*** Opening of TASK DATA ***

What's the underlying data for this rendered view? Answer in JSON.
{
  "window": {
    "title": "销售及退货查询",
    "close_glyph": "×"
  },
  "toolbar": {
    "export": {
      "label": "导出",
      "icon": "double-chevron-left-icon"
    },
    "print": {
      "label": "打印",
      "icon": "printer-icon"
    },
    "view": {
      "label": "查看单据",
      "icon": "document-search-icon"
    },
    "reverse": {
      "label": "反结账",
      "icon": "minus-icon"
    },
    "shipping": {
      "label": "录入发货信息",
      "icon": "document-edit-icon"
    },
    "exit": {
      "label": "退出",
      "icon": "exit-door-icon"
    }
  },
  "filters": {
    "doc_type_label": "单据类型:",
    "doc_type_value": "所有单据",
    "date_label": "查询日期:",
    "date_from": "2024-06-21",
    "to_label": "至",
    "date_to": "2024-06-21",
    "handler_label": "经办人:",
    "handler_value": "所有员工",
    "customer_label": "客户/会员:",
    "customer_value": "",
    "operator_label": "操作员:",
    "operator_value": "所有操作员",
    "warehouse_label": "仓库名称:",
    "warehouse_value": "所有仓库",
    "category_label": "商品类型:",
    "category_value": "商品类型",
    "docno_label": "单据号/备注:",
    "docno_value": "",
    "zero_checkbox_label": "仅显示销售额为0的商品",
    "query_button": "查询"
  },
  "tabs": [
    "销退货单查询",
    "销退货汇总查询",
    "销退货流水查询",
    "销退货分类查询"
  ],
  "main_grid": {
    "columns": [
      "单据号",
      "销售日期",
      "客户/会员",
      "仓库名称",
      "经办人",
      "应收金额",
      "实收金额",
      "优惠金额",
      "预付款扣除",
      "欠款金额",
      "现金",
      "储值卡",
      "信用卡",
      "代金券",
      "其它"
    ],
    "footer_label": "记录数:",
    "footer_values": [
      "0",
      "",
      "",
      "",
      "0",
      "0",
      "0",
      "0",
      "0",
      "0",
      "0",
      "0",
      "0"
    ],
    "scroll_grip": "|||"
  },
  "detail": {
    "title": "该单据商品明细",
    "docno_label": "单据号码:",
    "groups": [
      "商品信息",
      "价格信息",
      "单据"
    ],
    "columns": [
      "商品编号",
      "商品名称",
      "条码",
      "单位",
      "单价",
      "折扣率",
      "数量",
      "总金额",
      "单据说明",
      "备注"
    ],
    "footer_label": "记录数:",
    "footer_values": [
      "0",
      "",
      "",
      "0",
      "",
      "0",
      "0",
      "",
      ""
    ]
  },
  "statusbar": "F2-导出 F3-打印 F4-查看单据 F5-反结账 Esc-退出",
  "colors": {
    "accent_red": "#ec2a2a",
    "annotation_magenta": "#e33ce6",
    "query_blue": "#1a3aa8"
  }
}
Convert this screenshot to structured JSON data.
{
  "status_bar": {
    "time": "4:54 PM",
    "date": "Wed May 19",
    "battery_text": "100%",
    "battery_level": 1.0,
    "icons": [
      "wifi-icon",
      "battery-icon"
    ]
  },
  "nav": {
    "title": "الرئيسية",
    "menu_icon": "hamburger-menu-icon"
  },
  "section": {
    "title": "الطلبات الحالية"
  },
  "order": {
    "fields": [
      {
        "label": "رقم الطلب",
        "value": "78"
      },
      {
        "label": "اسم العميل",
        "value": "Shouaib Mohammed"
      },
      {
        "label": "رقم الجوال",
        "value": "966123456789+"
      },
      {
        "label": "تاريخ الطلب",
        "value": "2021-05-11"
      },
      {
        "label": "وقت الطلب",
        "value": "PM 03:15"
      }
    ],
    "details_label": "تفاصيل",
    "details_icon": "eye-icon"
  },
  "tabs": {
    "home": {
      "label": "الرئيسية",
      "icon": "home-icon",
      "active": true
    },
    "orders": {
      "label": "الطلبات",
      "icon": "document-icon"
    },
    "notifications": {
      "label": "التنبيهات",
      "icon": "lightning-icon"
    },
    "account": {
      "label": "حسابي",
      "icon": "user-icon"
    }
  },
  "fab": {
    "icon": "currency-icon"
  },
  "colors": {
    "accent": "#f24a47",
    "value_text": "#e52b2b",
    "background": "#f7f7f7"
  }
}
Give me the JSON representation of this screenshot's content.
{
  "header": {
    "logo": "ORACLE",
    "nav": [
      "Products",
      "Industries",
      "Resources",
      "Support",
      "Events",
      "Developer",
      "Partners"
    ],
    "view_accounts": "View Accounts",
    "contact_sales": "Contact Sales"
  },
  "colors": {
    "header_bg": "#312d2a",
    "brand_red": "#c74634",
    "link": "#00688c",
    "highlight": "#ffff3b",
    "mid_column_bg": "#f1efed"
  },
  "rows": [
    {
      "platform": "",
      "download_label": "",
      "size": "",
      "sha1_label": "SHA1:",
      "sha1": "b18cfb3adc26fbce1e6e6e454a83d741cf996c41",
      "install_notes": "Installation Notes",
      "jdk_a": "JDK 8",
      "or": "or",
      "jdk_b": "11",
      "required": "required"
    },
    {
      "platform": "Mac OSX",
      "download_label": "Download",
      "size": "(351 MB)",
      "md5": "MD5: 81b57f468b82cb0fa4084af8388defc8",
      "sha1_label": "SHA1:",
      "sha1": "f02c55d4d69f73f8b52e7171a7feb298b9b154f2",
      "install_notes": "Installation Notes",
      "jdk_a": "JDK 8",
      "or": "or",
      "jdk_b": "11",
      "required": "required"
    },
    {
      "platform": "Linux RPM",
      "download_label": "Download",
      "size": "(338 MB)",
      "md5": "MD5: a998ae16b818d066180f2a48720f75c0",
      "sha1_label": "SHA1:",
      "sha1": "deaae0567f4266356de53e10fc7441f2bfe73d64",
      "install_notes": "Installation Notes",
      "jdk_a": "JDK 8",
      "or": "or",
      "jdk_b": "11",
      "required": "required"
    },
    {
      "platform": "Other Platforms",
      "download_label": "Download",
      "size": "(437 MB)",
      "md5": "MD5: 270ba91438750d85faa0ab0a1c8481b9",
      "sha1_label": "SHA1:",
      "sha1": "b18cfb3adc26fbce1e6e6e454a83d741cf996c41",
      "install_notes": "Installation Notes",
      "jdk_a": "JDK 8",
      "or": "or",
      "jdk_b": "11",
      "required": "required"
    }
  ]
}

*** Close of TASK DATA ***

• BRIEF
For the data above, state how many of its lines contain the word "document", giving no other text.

• ANSWER TO THIS EXERCISE
3